Does current computer science education teach CT?
Are you aware that many BE/ B.Tech graduates (CS) can’t write simple code! They cannot come up with a recipe/ algorithm to solve a simple problem and execute it. GenWise mentor, Navin Kabra, CTO of Reliscore (an organisation that helps tech companies assess the skills of programmers for hiring purposes), says this in one of his twitter threads–
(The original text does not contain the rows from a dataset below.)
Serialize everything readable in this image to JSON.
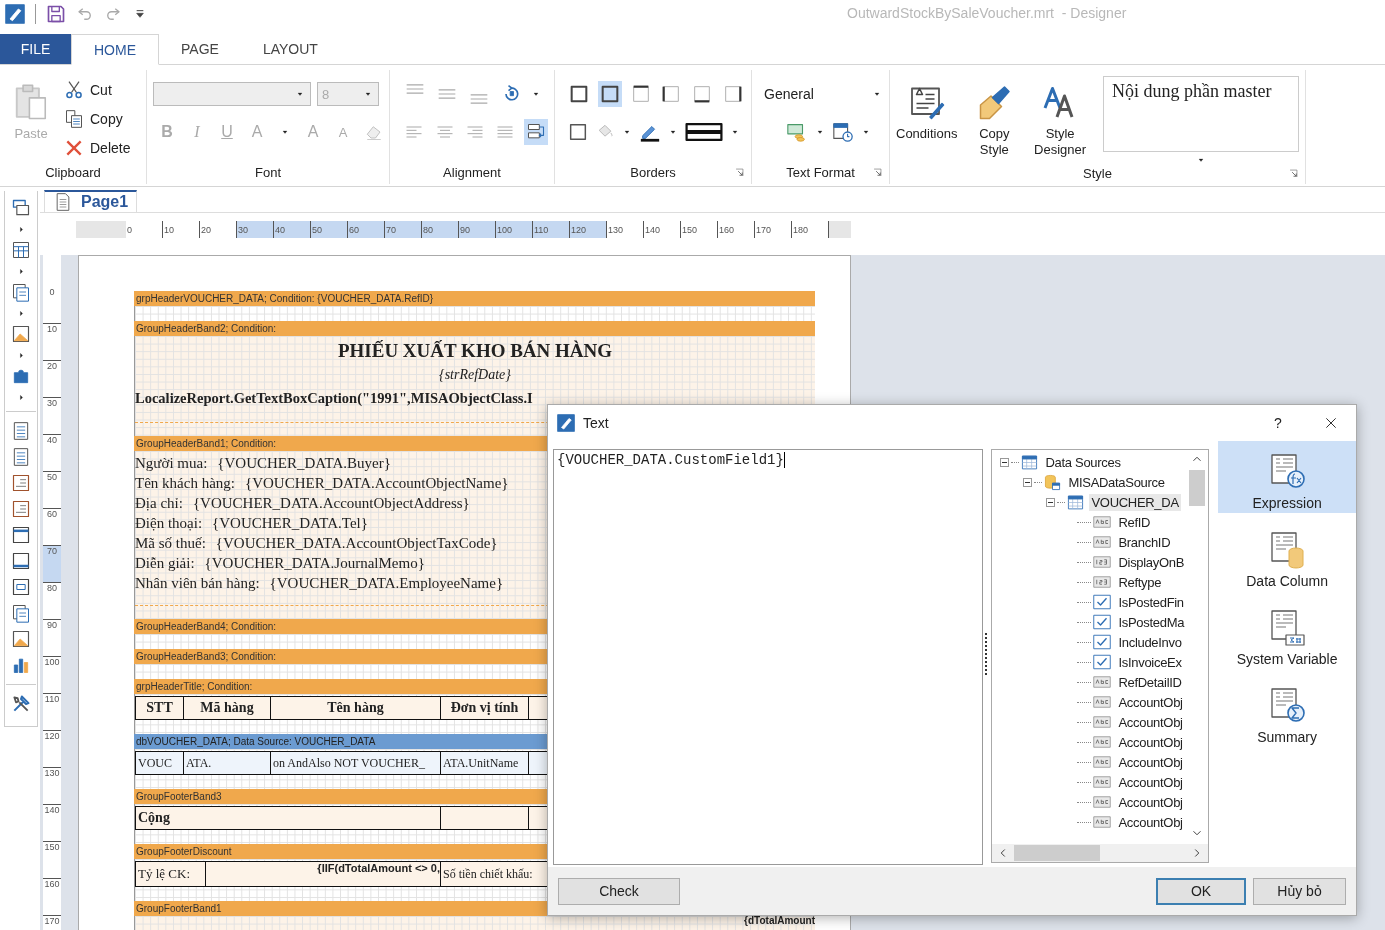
{
  "window": {
    "title": "OutwardStockBySaleVoucher.mrt  - Designer"
  },
  "ribbon": {
    "tabs": [
      {
        "label": "FILE",
        "kind": "file",
        "selected": false
      },
      {
        "label": "HOME",
        "kind": "tab",
        "selected": true
      },
      {
        "label": "PAGE",
        "kind": "tab",
        "selected": false
      },
      {
        "label": "LAYOUT",
        "kind": "tab",
        "selected": false
      }
    ],
    "clipboard": {
      "label": "Clipboard",
      "paste": {
        "label": "Paste",
        "disabled": true
      },
      "actions": [
        {
          "label": "Cut",
          "kind": "cut"
        },
        {
          "label": "Copy",
          "kind": "copy"
        },
        {
          "label": "Delete",
          "kind": "delete"
        }
      ]
    },
    "font": {
      "label": "Font",
      "disabled": true,
      "size": "8",
      "styles": [
        {
          "label": "B",
          "kind": "bold"
        },
        {
          "label": "I",
          "kind": "italic"
        },
        {
          "label": "U",
          "kind": "underline"
        },
        {
          "label": "A",
          "kind": "color"
        },
        {
          "label": "A",
          "kind": "grow"
        },
        {
          "label": "A",
          "kind": "shrink"
        }
      ]
    },
    "alignment": {
      "label": "Alignment",
      "buttons": [
        {
          "kind": "align-top",
          "on": false
        },
        {
          "kind": "align-middle",
          "on": false
        },
        {
          "kind": "align-bottom",
          "on": false
        },
        {
          "kind": "rotate",
          "on": false
        },
        {
          "kind": "align-left",
          "on": false
        },
        {
          "kind": "align-center",
          "on": false
        },
        {
          "kind": "align-right",
          "on": false
        },
        {
          "kind": "justify",
          "on": false
        },
        {
          "kind": "wrap",
          "on": true
        }
      ]
    },
    "borders": {
      "label": "Borders",
      "buttons": [
        {
          "kind": "border-all",
          "on": false
        },
        {
          "kind": "border-none",
          "on": true
        },
        {
          "kind": "border-top",
          "on": false
        },
        {
          "kind": "border-left",
          "on": false
        },
        {
          "kind": "border-bottom",
          "on": false
        },
        {
          "kind": "border-right",
          "on": false
        }
      ]
    },
    "text_format": {
      "label": "Text Format",
      "format": "General"
    },
    "style": {
      "label": "Style",
      "buttons": [
        {
          "label": "Conditions",
          "kind": "conditions"
        },
        {
          "label": "Copy Style",
          "kind": "copy-style"
        },
        {
          "label": "Style Designer",
          "kind": "style-designer"
        }
      ],
      "gallery": "Nội dung phần master"
    }
  },
  "document_tabs": [
    {
      "label": "Page1",
      "selected": true
    }
  ],
  "ruler": {
    "horizontal": [
      {
        "label": "0",
        "selected": false
      },
      {
        "label": "10",
        "selected": false
      },
      {
        "label": "20",
        "selected": false
      },
      {
        "label": "30",
        "selected": true
      },
      {
        "label": "40",
        "selected": true
      },
      {
        "label": "50",
        "selected": true
      },
      {
        "label": "60",
        "selected": true
      },
      {
        "label": "70",
        "selected": true
      },
      {
        "label": "80",
        "selected": true
      },
      {
        "label": "90",
        "selected": true
      },
      {
        "label": "100",
        "selected": true
      },
      {
        "label": "110",
        "selected": true
      },
      {
        "label": "120",
        "selected": true
      },
      {
        "label": "130",
        "selected": false
      },
      {
        "label": "140",
        "selected": false
      },
      {
        "label": "150",
        "selected": false
      },
      {
        "label": "160",
        "selected": false
      },
      {
        "label": "170",
        "selected": false
      },
      {
        "label": "180",
        "selected": false
      }
    ],
    "vertical": [
      {
        "label": "0",
        "selected": false
      },
      {
        "label": "10",
        "selected": false
      },
      {
        "label": "20",
        "selected": false
      },
      {
        "label": "30",
        "selected": false
      },
      {
        "label": "40",
        "selected": false
      },
      {
        "label": "50",
        "selected": false
      },
      {
        "label": "60",
        "selected": false
      },
      {
        "label": "70",
        "selected": true
      },
      {
        "label": "80",
        "selected": false
      },
      {
        "label": "90",
        "selected": false
      },
      {
        "label": "100",
        "selected": false
      },
      {
        "label": "110",
        "selected": false
      },
      {
        "label": "120",
        "selected": false
      },
      {
        "label": "130",
        "selected": false
      },
      {
        "label": "140",
        "selected": false
      },
      {
        "label": "150",
        "selected": false
      },
      {
        "label": "160",
        "selected": false
      },
      {
        "label": "170",
        "selected": false
      }
    ]
  },
  "report": {
    "bands": [
      {
        "caption": "grpHeaderVOUCHER_DATA; Condition: {VOUCHER_DATA.RefID}",
        "kind": "group",
        "content": {
          "kind": "empty"
        }
      },
      {
        "caption": "GroupHeaderBand2; Condition:",
        "kind": "group",
        "content": {
          "kind": "title",
          "title": "PHIẾU XUẤT KHO BÁN HÀNG",
          "subtitle": "{strRefDate}",
          "caption_line": "LocalizeReport.GetTextBoxCaption(\"1991\",MISAObjectClass.I"
        }
      },
      {
        "caption": "GroupHeaderBand1; Condition:",
        "kind": "group",
        "content": {
          "kind": "fields",
          "rows": [
            {
              "label": "Người mua:",
              "value": "{VOUCHER_DATA.Buyer}"
            },
            {
              "label": "Tên khách hàng:",
              "value": "{VOUCHER_DATA.AccountObjectName}"
            },
            {
              "label": "Địa chỉ:",
              "value": "{VOUCHER_DATA.AccountObjectAddress}"
            },
            {
              "label": "Điện thoại:",
              "value": "{VOUCHER_DATA.Tel}"
            },
            {
              "label": "Mã số thuế:",
              "value": "{VOUCHER_DATA.AccountObjectTaxCode}"
            },
            {
              "label": "Diễn giải:",
              "value": "{VOUCHER_DATA.JournalMemo}"
            },
            {
              "label": "Nhân viên bán hàng:",
              "value": "{VOUCHER_DATA.EmployeeName}"
            }
          ]
        }
      },
      {
        "caption": "GroupHeaderBand4; Condition:",
        "kind": "group",
        "content": {
          "kind": "empty"
        }
      },
      {
        "caption": "GroupHeaderBand3; Condition:",
        "kind": "group",
        "content": {
          "kind": "empty"
        }
      },
      {
        "caption": "grpHeaderTitle; Condition:",
        "kind": "group",
        "content": {
          "kind": "header",
          "cells": [
            "STT",
            "Mã hàng",
            "Tên hàng",
            "Đơn vị tính"
          ]
        }
      },
      {
        "caption": "dbVOUCHER_DATA; Data Source: VOUCHER_DATA",
        "kind": "data",
        "content": {
          "kind": "row",
          "cells": [
            "VOUC",
            "ATA.",
            "on AndAlso NOT VOUCHER_",
            "ATA.UnitName"
          ]
        }
      },
      {
        "caption": "GroupFooterBand3",
        "kind": "group",
        "content": {
          "kind": "total",
          "cells": [
            "Cộng"
          ]
        }
      },
      {
        "caption": "GroupFooterDiscount",
        "kind": "group",
        "content": {
          "kind": "discount",
          "cells": [
            "Tỷ lệ CK:",
            "{IIF(dTotalAmount <> 0,",
            "Số tiền chiết khấu:"
          ]
        }
      },
      {
        "caption": "GroupFooterBand1",
        "kind": "group",
        "content": {
          "kind": "footer",
          "cells": [
            "{dTotalAmount"
          ]
        }
      }
    ]
  },
  "dialog": {
    "title": "Text",
    "help": "?",
    "expression": "{VOUCHER_DATA.CustomField1}",
    "tree": {
      "items": [
        {
          "label": "Data Sources",
          "kind": "sources",
          "expanded": true,
          "selected": false,
          "children": [
            {
              "label": "MISADataSource",
              "kind": "database",
              "expanded": true,
              "selected": false,
              "children": [
                {
                  "label": "VOUCHER_DA",
                  "kind": "table",
                  "expanded": true,
                  "selected": true,
                  "children": [
                    {
                      "label": "RefID",
                      "kind": "text",
                      "selected": false
                    },
                    {
                      "label": "BranchID",
                      "kind": "text",
                      "selected": false
                    },
                    {
                      "label": "DisplayOnB",
                      "kind": "number",
                      "selected": false
                    },
                    {
                      "label": "Reftype",
                      "kind": "number",
                      "selected": false
                    },
                    {
                      "label": "IsPostedFin",
                      "kind": "bool",
                      "selected": false
                    },
                    {
                      "label": "IsPostedMa",
                      "kind": "bool",
                      "selected": false
                    },
                    {
                      "label": "IncludeInvo",
                      "kind": "bool",
                      "selected": false
                    },
                    {
                      "label": "IsInvoiceEx",
                      "kind": "bool",
                      "selected": false
                    },
                    {
                      "label": "RefDetailID",
                      "kind": "text",
                      "selected": false
                    },
                    {
                      "label": "AccountObj",
                      "kind": "text",
                      "selected": false
                    },
                    {
                      "label": "AccountObj",
                      "kind": "text",
                      "selected": false
                    },
                    {
                      "label": "AccountObj",
                      "kind": "text",
                      "selected": false
                    },
                    {
                      "label": "AccountObj",
                      "kind": "text",
                      "selected": false
                    },
                    {
                      "label": "AccountObj",
                      "kind": "text",
                      "selected": false
                    },
                    {
                      "label": "AccountObj",
                      "kind": "text",
                      "selected": false
                    },
                    {
                      "label": "AccountObj",
                      "kind": "text",
                      "selected": false
                    }
                  ]
                }
              ]
            }
          ]
        }
      ]
    },
    "insert_types": [
      {
        "label": "Expression",
        "kind": "expression",
        "selected": true
      },
      {
        "label": "Data Column",
        "kind": "column",
        "selected": false
      },
      {
        "label": "System Variable",
        "kind": "variable",
        "selected": false
      },
      {
        "label": "Summary",
        "kind": "summary",
        "selected": false
      }
    ],
    "buttons": [
      {
        "label": "Check",
        "kind": "check"
      },
      {
        "label": "OK",
        "kind": "ok"
      },
      {
        "label": "Hủy bỏ",
        "kind": "cancel"
      }
    ]
  }
}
5/ To fill *one* position, a recruiter has to start with *100* resumes. And 85 of them will not know programming *at all*, no matter what the resume says and what job the candidate is currently doing. (Note: numbers are for the Indian software industry.) 6/ If you haven’t read the “fizzbuzz” post, I highly recommend that you read it now: It was written in 2007. It is still true today. Every day, I see candidates who’re worse. 7/ Forget writing a simple program, most candidates can’t recognize a working program. Our questions regularly leak on the internet and then there will be “answers” on interview websites. Some answers are correct, most are wrong. And cheaters can’t even pick the correct one 8/ And no, these are not hard, Google/Facebook/Microsoft-interview level questions. These are fizzbuzz level questions for juniors and only a little more difficult questions for the seniors. It took me years of being in this domain to really accept that the situation is so bad –Navin Kabra, CTO, Reliscore
This unfortunate situation is a consequence of the education system (especially in schools and 2nd tier colleges) focusing on teaching the syntax of programming languages. There was a time couple of decades ago when there was some value in this- one person came up with a plan to solve a problem and other programmers only wrote the low-level code to get the computer to execute the plan. But even that limited value has drastically eroded over time. Stephen Wolfram captures this issue eloquently in his statement below.
But when they do learn about “programming”, say in high school, what do they actually learn? There’s usually a lot of syntactic detail, but the top concepts tend to be conditionals, loops and variables. As someone who’s spent most of his life thinking about computation, this is really disappointing. Yes, these concepts are certainly part of low-level computer languages. But they’re not central to what we now broadly understand as computation—and in computational thinking in general they’re at best side shows. -Stephen Wolfram, How to teach computational thinking
Prioritizing CT in computer science education
In addition to placing undue importance on programming syntax, perhaps the physical presence of computers has also distracted educators and students from the core work of developing computational thinking skills. It is for this reason that stalwarts in computational thinking education, like CSpathshala and CS Unplugged, advocate the use of non-computer based activities in the initial years. They believe that actual coding on computers can come much later.
At the CTIS 2023 conference, Tim Bell illustrated how computational thinking can be taught without coding, by getting the audience to do an activity in which numbers are revealed just for a moment, and one has to identify the highest number (see below video). Note that this activity can be easily done with slips of paper.
Young children in primary school may initially use less effective strategies to find the highest number, but most of them will learn to find the most effective strategy soon. Bell also shared the algorithm for the most effective strategy.
As students do more activities like the ones above, complexity being increased gradually, at a certain stage start writing code or pseudocode to solve problems, they start developing CT skills like decomposition, pattern recognition, abstraction, and algorithmic thinking.
If the Fizzbuzz problem is bothering you, click on the pseudocode link in the previous para, to check out the algorithm!
Recommended resources for learning CT
CSpathshala curriculum– apart from an open source curriculum for teachers, the website also has links to other resources.
CS Unplugged has resources for both teachers and student activities.
Click here to read part 2 of the post.